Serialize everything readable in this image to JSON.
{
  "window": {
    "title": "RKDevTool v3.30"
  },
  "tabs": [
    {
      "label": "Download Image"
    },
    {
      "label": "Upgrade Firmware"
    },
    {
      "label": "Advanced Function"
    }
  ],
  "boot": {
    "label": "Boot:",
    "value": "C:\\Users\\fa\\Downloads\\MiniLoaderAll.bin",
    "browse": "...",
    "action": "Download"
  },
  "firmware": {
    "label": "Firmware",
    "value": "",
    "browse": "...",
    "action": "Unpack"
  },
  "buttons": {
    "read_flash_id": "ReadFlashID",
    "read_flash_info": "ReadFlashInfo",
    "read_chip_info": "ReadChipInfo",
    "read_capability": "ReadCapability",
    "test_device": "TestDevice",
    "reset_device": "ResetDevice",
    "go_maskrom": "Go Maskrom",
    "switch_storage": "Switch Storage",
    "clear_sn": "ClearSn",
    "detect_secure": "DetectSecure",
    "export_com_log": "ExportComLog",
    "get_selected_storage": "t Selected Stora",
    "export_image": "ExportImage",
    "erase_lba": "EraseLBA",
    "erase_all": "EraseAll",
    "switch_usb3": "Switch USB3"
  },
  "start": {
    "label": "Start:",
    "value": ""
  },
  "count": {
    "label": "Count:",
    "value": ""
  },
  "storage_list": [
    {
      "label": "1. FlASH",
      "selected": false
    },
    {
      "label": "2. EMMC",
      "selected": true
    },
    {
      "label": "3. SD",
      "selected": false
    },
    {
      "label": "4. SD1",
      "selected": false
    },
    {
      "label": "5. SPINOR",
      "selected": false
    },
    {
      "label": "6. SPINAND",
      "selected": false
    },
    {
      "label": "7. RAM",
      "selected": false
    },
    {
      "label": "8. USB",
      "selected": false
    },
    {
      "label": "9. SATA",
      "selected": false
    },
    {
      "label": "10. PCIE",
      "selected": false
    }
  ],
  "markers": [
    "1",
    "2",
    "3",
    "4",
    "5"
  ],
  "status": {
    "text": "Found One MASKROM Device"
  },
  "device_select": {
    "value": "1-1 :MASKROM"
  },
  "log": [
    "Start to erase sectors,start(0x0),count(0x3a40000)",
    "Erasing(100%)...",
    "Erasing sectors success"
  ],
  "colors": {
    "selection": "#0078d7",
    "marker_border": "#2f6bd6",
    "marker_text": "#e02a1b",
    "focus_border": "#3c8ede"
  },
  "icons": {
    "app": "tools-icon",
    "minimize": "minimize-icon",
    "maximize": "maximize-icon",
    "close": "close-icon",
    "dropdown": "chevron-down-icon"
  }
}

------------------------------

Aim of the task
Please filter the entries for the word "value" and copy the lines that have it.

Reply
    "value": "C:\\Users\\fa\\Downloads\\MiniLoaderAll.bin",
    "value": "",
    "value": ""
    "value": ""
    "value": "1-1 :MASKROM"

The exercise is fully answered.